Exercise description: Each line of the records that holds "part" should be shown in full.

Material for this task:

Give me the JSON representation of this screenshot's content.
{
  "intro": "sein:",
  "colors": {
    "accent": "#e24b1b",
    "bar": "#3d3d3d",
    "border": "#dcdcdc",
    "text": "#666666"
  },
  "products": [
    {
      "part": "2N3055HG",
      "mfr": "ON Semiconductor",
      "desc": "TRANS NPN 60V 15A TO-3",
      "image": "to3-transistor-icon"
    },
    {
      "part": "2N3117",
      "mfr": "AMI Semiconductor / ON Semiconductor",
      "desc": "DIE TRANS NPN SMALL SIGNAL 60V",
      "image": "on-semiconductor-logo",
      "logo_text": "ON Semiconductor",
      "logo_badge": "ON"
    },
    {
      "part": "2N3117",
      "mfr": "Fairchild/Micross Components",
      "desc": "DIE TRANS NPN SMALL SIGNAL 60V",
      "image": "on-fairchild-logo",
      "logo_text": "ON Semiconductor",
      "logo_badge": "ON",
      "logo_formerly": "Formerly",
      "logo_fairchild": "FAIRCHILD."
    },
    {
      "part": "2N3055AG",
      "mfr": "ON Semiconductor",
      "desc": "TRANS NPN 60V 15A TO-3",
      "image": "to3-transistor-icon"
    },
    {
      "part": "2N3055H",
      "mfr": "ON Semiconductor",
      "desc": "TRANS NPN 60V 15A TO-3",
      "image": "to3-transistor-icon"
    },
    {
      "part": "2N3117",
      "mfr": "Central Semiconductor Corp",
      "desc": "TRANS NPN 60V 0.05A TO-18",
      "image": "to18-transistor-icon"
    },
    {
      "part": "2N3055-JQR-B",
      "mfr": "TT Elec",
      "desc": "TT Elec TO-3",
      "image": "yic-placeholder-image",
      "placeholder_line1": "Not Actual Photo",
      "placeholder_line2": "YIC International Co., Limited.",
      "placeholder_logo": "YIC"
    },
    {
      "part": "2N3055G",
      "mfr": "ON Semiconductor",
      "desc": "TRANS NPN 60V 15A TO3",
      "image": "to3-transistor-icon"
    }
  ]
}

Answer space:
      "part": "2N3055HG",
      "part": "2N3117",
      "part": "2N3117",
      "part": "2N3055AG",
      "part": "2N3055H",
      "part": "2N3117",
      "part": "2N3055-JQR-B",
      "part": "2N3055G",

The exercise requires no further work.